⟨
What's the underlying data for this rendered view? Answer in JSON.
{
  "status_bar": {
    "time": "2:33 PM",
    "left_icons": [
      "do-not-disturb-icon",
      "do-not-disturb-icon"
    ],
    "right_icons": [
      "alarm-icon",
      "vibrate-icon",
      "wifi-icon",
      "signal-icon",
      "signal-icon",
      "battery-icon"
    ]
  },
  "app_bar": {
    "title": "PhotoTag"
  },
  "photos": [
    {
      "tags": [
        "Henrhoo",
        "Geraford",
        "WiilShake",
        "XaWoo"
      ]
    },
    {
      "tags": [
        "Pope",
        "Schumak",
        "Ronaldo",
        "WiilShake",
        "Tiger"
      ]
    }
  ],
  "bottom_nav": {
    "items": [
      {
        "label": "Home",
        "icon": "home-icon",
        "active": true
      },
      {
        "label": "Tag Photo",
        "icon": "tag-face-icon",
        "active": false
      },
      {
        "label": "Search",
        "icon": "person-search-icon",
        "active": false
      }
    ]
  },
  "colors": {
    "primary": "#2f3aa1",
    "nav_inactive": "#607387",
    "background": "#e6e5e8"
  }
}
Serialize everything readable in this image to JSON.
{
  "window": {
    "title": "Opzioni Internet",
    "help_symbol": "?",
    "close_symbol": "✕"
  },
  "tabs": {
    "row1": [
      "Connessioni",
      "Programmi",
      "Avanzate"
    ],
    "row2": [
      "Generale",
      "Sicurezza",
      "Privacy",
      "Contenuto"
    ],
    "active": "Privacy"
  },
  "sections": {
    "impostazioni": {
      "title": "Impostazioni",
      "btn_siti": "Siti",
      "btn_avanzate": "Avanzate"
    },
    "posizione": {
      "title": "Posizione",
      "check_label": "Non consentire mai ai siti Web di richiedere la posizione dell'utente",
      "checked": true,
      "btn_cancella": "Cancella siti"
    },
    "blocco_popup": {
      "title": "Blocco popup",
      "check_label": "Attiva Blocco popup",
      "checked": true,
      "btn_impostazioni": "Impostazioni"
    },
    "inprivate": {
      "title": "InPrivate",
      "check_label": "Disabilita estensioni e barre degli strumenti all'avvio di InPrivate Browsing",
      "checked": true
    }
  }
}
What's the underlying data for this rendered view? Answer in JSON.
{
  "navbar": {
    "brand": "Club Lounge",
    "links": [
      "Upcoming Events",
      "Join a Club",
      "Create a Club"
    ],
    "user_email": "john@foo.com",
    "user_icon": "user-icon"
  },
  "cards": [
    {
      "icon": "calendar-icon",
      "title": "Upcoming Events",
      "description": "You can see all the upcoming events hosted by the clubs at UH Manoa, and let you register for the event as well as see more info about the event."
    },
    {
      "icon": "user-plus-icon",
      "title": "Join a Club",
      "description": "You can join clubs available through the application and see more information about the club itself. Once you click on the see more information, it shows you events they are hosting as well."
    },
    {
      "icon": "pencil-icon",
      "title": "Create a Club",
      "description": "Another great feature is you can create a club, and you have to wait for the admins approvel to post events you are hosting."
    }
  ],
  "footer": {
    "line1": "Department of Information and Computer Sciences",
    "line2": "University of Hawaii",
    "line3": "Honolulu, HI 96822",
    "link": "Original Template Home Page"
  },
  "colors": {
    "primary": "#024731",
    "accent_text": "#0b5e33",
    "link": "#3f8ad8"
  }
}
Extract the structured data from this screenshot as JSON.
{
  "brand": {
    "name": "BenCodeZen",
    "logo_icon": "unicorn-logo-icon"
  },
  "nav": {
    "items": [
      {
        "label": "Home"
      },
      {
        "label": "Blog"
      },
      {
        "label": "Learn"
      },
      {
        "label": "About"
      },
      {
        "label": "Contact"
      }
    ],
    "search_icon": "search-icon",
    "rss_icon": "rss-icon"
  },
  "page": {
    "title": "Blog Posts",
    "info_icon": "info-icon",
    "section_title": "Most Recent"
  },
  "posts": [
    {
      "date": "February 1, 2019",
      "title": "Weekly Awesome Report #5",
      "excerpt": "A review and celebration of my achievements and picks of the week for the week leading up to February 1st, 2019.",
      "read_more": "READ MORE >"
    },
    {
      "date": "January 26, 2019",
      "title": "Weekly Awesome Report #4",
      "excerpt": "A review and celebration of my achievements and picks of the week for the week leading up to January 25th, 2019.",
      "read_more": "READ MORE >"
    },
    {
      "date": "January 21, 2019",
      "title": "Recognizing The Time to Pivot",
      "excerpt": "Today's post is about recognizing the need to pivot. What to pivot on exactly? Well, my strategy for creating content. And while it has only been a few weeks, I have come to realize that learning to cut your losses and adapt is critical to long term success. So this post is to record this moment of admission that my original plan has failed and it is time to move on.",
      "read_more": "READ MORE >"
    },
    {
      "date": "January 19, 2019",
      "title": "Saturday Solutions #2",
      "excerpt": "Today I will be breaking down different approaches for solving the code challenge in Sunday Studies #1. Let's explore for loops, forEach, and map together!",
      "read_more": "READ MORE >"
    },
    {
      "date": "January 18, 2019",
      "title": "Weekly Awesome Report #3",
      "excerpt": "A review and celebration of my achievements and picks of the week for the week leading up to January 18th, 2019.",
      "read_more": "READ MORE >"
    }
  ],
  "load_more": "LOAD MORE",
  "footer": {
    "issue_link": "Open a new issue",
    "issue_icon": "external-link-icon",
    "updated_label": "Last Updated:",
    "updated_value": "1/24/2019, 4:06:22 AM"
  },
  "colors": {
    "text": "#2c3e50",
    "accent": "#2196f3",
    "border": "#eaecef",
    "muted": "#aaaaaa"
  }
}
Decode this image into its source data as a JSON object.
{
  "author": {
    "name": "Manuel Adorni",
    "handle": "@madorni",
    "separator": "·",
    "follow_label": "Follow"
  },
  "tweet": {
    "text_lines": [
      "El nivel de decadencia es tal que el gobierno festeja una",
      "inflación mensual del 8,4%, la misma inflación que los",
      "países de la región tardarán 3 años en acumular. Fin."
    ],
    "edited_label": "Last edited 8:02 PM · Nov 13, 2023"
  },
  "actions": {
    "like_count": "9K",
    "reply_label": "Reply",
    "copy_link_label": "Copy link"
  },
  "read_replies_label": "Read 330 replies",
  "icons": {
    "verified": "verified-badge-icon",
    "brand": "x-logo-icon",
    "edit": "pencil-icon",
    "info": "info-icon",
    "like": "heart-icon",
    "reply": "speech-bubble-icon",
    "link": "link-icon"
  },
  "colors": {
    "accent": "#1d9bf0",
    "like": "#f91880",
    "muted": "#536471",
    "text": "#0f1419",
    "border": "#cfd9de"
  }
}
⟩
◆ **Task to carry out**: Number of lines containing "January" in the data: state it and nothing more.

◆ **The answer**: 6